At last however the giant of labour is awakening from its slumbers. The ability to fight back against these attacks is being rediscovered. The action of April 24th in the UK was the first act for many years of united and coordinated action. It will need to be repeated on an even greater scale to force the Brown government to change course or face the consequences.
A Socialist Answer
We need to go further however. Those on strike on the 24th are considered to be the thinkers, the educators and the administrators in society. They are supposed to understand how things work or don’t work. So when we are asked why are there food riots in 33 countries in the world because people don’t have enough to eat and in the USA some 20% of the maize crop is being used to produce bio fuels, or why according to the UN some 1.8 billion people on the planet have an income of less than $1 per day, or why the rich are getting richer and the poor poorer, or why public sector workers are subjected to a 2% wage cap yet those at the top are “earning” obscene incomes, we can answer in a number of ways.
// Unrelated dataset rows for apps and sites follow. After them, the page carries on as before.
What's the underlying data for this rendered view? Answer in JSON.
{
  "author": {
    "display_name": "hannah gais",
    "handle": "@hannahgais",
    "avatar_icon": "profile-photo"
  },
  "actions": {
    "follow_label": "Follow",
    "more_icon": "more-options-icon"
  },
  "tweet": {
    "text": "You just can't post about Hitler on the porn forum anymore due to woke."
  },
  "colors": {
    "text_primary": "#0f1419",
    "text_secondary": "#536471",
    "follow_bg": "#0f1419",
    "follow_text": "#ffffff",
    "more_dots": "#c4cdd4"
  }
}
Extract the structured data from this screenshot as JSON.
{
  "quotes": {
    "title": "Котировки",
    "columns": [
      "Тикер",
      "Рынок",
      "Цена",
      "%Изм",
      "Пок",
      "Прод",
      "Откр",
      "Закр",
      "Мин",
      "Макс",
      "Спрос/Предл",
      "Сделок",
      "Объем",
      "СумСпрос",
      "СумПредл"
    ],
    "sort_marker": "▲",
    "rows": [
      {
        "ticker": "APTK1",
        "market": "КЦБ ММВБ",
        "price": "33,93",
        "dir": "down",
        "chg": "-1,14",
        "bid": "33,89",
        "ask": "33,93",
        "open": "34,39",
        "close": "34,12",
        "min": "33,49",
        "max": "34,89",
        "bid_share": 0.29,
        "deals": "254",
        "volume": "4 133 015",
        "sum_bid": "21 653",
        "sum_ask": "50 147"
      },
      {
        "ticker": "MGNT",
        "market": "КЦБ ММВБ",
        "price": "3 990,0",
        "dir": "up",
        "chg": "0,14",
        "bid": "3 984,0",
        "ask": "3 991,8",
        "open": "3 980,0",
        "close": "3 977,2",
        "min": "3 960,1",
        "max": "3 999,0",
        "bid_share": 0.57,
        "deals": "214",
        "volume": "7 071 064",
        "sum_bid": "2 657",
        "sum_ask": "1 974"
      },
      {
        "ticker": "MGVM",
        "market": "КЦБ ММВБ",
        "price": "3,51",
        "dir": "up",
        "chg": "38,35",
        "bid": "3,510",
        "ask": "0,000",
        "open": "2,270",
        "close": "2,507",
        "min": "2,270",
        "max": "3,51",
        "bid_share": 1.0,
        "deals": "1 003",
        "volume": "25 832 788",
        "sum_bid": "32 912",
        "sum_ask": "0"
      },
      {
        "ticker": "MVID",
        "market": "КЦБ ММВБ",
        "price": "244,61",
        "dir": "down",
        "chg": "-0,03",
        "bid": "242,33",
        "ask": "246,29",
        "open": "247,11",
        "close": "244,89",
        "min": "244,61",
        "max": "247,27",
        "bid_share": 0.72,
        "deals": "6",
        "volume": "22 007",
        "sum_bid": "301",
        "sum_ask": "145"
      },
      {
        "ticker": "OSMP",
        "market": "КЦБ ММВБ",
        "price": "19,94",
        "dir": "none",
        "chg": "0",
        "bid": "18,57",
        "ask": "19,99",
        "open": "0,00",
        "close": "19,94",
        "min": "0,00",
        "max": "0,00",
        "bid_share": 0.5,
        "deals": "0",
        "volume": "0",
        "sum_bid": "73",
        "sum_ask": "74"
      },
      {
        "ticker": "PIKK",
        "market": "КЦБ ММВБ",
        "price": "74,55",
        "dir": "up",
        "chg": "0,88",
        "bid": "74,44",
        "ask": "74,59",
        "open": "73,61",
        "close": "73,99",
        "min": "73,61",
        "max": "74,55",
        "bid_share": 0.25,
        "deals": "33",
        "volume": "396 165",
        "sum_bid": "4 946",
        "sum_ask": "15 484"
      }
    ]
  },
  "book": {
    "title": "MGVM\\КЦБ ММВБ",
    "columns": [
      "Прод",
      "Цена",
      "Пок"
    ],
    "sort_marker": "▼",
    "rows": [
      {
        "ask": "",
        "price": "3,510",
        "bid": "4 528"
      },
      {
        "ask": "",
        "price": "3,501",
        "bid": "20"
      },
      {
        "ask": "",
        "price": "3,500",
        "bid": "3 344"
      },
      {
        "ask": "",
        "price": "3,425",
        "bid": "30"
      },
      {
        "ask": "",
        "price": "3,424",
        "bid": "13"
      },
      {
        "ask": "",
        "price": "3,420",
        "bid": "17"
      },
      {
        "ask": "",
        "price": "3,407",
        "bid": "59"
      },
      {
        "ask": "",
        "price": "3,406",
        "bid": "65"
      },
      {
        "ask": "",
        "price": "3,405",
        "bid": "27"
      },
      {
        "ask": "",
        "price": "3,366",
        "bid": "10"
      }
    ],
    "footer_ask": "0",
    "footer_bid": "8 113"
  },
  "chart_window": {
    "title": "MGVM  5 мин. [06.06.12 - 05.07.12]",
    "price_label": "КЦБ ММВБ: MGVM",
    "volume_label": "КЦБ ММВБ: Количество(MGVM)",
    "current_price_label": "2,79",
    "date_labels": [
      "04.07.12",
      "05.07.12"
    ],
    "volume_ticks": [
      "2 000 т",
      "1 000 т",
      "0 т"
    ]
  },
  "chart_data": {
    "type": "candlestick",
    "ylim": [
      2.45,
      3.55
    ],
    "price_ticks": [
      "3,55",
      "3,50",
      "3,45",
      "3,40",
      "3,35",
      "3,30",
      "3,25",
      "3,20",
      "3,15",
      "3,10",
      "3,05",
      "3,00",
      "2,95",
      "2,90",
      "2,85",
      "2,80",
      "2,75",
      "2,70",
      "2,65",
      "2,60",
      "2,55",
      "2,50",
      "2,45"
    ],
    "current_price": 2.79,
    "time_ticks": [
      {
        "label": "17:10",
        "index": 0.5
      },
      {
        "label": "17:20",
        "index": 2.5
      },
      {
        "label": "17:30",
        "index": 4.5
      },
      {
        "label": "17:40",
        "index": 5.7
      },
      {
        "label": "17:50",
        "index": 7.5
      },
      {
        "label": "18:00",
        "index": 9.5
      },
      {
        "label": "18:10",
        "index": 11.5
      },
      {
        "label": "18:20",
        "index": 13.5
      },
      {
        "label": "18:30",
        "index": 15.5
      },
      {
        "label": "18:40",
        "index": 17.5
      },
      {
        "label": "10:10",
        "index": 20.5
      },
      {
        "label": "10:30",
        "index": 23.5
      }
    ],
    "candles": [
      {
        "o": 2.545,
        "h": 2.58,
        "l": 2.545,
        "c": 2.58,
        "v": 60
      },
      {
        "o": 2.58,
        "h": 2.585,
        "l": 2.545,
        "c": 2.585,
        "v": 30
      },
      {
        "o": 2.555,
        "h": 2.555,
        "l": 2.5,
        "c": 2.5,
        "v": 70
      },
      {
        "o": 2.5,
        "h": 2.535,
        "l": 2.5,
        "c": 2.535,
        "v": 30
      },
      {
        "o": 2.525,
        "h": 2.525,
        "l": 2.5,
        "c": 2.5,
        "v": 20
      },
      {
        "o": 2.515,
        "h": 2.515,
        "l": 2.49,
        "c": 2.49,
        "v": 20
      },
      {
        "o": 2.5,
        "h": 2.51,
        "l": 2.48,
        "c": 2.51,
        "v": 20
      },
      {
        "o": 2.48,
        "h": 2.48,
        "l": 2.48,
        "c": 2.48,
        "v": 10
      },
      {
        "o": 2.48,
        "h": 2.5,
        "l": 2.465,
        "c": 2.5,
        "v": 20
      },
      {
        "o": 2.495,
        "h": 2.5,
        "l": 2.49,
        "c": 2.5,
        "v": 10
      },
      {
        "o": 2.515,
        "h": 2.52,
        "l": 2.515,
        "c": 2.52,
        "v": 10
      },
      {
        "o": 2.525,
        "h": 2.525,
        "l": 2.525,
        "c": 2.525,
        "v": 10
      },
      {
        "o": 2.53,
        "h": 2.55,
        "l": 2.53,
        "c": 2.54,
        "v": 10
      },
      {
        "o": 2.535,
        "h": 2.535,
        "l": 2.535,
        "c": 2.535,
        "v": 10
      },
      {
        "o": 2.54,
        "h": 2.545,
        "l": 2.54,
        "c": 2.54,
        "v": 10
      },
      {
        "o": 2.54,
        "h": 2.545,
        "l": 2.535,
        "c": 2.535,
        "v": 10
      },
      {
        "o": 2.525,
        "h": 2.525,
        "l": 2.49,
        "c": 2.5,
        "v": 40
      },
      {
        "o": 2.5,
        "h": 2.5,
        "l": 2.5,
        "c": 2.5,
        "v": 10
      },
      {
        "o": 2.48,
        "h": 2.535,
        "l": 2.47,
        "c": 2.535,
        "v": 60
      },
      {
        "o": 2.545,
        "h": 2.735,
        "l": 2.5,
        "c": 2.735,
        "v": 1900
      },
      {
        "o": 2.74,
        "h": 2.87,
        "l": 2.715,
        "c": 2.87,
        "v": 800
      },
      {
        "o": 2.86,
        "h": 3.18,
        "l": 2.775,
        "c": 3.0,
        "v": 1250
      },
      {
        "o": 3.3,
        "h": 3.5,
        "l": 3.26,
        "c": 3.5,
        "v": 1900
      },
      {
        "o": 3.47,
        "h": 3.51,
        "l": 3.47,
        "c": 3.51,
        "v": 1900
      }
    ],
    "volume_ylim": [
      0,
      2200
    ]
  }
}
We can answer in a number of ways. We can say it is the will of a god. We can say it has always been so and always will be so. Or we can say that this is the nature of the beast. Capitalism means exploitation, hunger, misery, poverty, war and vast disparities in income and wealth. The task therefore is to change society along socialist lines so that these conditions that are inflicted on the overwhelming majority of human beings on the planet can be terminated once and for all.
The power of organised labour armed with a socialist programme can achieve this social, economic and political transformation.
- Britain: Local elections - Labour trounced but ultra-left fail to cash in by Rob Sewell (May 12, 2008)
- Britain: New Labour meltdown by Socialist Appeal Editorial Board (May 6, 2008)
- Socialist Appeal National Conference: Great step forward (April 22, 2008)
- How to deal with hecklers by a Socialist Appeal Reporter (March 28, 2008)
- Britain: Vast frauds at Northern Rock by Mick Brooks (February 28, 2008)
- Britain: Nationalise the banks! by Mick Brooks (January 22, 2008)
- British Labour Party - how the right wing gained control by Barbara Humphries (January 4, 2008)